**Aim of the task**
Could you copy every record exactly as it appears?

Data about app and page elements:
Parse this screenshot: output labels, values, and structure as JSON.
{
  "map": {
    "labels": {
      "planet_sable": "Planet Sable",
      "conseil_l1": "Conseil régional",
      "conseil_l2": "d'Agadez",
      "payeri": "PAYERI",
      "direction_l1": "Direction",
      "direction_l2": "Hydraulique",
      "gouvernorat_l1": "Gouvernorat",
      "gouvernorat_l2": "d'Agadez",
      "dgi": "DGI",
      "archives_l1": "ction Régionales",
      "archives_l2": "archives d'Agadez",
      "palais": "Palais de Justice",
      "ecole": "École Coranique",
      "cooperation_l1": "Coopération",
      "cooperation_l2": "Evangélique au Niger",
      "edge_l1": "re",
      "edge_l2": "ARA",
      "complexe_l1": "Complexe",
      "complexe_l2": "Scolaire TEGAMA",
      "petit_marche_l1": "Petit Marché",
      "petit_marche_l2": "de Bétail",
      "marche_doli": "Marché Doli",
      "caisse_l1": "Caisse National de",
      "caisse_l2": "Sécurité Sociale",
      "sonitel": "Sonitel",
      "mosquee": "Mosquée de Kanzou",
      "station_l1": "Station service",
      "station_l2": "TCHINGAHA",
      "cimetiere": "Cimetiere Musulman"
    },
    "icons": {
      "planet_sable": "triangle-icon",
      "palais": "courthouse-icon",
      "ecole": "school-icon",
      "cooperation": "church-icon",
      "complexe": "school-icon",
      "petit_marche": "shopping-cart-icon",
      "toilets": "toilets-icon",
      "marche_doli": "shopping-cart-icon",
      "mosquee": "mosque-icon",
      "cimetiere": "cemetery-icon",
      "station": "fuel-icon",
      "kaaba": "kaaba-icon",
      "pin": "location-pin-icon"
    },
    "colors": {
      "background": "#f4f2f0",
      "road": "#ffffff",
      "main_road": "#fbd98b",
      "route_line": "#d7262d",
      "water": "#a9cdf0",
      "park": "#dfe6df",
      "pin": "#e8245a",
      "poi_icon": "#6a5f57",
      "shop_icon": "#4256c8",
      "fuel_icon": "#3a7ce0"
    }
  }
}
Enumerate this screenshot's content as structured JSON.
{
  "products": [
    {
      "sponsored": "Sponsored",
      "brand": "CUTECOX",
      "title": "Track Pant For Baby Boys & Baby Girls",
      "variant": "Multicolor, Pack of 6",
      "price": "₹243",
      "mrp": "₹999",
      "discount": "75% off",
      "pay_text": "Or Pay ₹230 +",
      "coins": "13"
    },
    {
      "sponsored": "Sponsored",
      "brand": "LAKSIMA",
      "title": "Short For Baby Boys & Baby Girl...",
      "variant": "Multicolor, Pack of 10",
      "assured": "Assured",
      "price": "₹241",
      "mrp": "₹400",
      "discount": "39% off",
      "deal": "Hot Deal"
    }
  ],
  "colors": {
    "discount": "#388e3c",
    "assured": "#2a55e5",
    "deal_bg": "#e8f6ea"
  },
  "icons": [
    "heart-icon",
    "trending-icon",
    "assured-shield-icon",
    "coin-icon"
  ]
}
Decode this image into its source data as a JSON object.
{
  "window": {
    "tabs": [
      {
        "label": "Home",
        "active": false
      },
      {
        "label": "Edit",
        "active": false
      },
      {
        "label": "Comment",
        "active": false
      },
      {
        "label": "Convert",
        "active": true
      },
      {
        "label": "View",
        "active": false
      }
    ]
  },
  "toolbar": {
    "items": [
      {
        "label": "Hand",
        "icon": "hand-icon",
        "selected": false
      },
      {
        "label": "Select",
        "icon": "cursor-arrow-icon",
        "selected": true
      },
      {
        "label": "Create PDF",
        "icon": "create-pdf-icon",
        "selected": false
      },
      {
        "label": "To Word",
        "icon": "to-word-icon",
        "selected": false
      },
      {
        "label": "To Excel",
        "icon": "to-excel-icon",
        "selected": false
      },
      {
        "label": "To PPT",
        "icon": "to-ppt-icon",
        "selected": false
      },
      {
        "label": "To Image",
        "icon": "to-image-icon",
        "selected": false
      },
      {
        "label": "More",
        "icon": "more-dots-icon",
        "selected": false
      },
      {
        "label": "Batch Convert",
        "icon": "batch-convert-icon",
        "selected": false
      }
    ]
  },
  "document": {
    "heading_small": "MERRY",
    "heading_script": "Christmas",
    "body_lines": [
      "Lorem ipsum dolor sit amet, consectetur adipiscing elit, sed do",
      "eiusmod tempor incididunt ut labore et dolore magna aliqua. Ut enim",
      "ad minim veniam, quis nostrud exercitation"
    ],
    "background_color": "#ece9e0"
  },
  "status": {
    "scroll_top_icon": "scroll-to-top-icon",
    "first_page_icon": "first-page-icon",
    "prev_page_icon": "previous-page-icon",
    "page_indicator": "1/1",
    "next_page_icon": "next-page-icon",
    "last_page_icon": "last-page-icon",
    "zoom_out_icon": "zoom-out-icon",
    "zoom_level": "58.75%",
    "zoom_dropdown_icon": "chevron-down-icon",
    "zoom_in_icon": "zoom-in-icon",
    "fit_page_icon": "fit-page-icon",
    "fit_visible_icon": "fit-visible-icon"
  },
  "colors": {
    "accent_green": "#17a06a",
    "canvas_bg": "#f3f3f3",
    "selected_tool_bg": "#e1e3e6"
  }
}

**Answer section**
Parse this screenshot: output labels, values, and structure as JSON.
{
  "map": {
    "labels": {
      "planet_sable": "Planet Sable",
      "conseil_l1": "Conseil régional",
      "conseil_l2": "d'Agadez",
      "payeri": "PAYERI",
      "direction_l1": "Direction",
      "direction_l2": "Hydraulique",
      "gouvernorat_l1": "Gouvernorat",
      "gouvernorat_l2": "d'Agadez",
      "dgi": "DGI",
      "archives_l1": "ction Régionales",
      "archives_l2": "archives d'Agadez",
      "palais": "Palais de Justice",
      "ecole": "École Coranique",
      "cooperation_l1": "Coopération",
      "cooperation_l2": "Evangélique au Niger",
      "edge_l1": "re",
      "edge_l2": "ARA",
      "complexe_l1": "Complexe",
      "complexe_l2": "Scolaire TEGAMA",
      "petit_marche_l1": "Petit Marché",
      "petit_marche_l2": "de Bétail",
      "marche_doli": "Marché Doli",
      "caisse_l1": "Caisse National de",
      "caisse_l2": "Sécurité Sociale",
      "sonitel": "Sonitel",
      "mosquee": "Mosquée de Kanzou",
      "station_l1": "Station service",
      "station_l2": "TCHINGAHA",
      "cimetiere": "Cimetiere Musulman"
    },
    "icons": {
      "planet_sable": "triangle-icon",
      "palais": "courthouse-icon",
      "ecole": "school-icon",
      "cooperation": "church-icon",
      "complexe": "school-icon",
      "petit_marche": "shopping-cart-icon",
      "toilets": "toilets-icon",
      "marche_doli": "shopping-cart-icon",
      "mosquee": "mosque-icon",
      "cimetiere": "cemetery-icon",
      "station": "fuel-icon",
      "kaaba": "kaaba-icon",
      "pin": "location-pin-icon"
    },
    "colors": {
      "background": "#f4f2f0",
      "road": "#ffffff",
      "main_road": "#fbd98b",
      "route_line": "#d7262d",
      "water": "#a9cdf0",
      "park": "#dfe6df",
      "pin": "#e8245a",
      "poi_icon": "#6a5f57",
      "shop_icon": "#4256c8",
      "fuel_icon": "#3a7ce0"
    }
  }
}
Enumerate this screenshot's content as structured JSON.
{
  "products": [
    {
      "sponsored": "Sponsored",
      "brand": "CUTECOX",
      "title": "Track Pant For Baby Boys & Baby Girls",
      "variant": "Multicolor, Pack of 6",
      "price": "₹243",
      "mrp": "₹999",
      "discount": "75% off",
      "pay_text": "Or Pay ₹230 +",
      "coins": "13"
    },
    {
      "sponsored": "Sponsored",
      "brand": "LAKSIMA",
      "title": "Short For Baby Boys & Baby Girl...",
      "variant": "Multicolor, Pack of 10",
      "assured": "Assured",
      "price": "₹241",
      "mrp": "₹400",
      "discount": "39% off",
      "deal": "Hot Deal"
    }
  ],
  "colors": {
    "discount": "#388e3c",
    "assured": "#2a55e5",
    "deal_bg": "#e8f6ea"
  },
  "icons": [
    "heart-icon",
    "trending-icon",
    "assured-shield-icon",
    "coin-icon"
  ]
}
Decode this image into its source data as a JSON object.
{
  "window": {
    "tabs": [
      {
        "label": "Home",
        "active": false
      },
      {
        "label": "Edit",
        "active": false
      },
      {
        "label": "Comment",
        "active": false
      },
      {
        "label": "Convert",
        "active": true
      },
      {
        "label": "View",
        "active": false
      }
    ]
  },
  "toolbar": {
    "items": [
      {
        "label": "Hand",
        "icon": "hand-icon",
        "selected": false
      },
      {
        "label": "Select",
        "icon": "cursor-arrow-icon",
        "selected": true
      },
      {
        "label": "Create PDF",
        "icon": "create-pdf-icon",
        "selected": false
      },
      {
        "label": "To Word",
        "icon": "to-word-icon",
        "selected": false
      },
      {
        "label": "To Excel",
        "icon": "to-excel-icon",
        "selected": false
      },
      {
        "label": "To PPT",
        "icon": "to-ppt-icon",
        "selected": false
      },
      {
        "label": "To Image",
        "icon": "to-image-icon",
        "selected": false
      },
      {
        "label": "More",
        "icon": "more-dots-icon",
        "selected": false
      },
      {
        "label": "Batch Convert",
        "icon": "batch-convert-icon",
        "selected": false
      }
    ]
  },
  "document": {
    "heading_small": "MERRY",
    "heading_script": "Christmas",
    "body_lines": [
      "Lorem ipsum dolor sit amet, consectetur adipiscing elit, sed do",
      "eiusmod tempor incididunt ut labore et dolore magna aliqua. Ut enim",
      "ad minim veniam, quis nostrud exercitation"
    ],
    "background_color": "#ece9e0"
  },
  "status": {
    "scroll_top_icon": "scroll-to-top-icon",
    "first_page_icon": "first-page-icon",
    "prev_page_icon": "previous-page-icon",
    "page_indicator": "1/1",
    "next_page_icon": "next-page-icon",
    "last_page_icon": "last-page-icon",
    "zoom_out_icon": "zoom-out-icon",
    "zoom_level": "58.75%",
    "zoom_dropdown_icon": "chevron-down-icon",
    "zoom_in_icon": "zoom-in-icon",
    "fit_page_icon": "fit-page-icon",
    "fit_visible_icon": "fit-visible-icon"
  },
  "colors": {
    "accent_green": "#17a06a",
    "canvas_bg": "#f3f3f3",
    "selected_tool_bg": "#e1e3e6"
  }
}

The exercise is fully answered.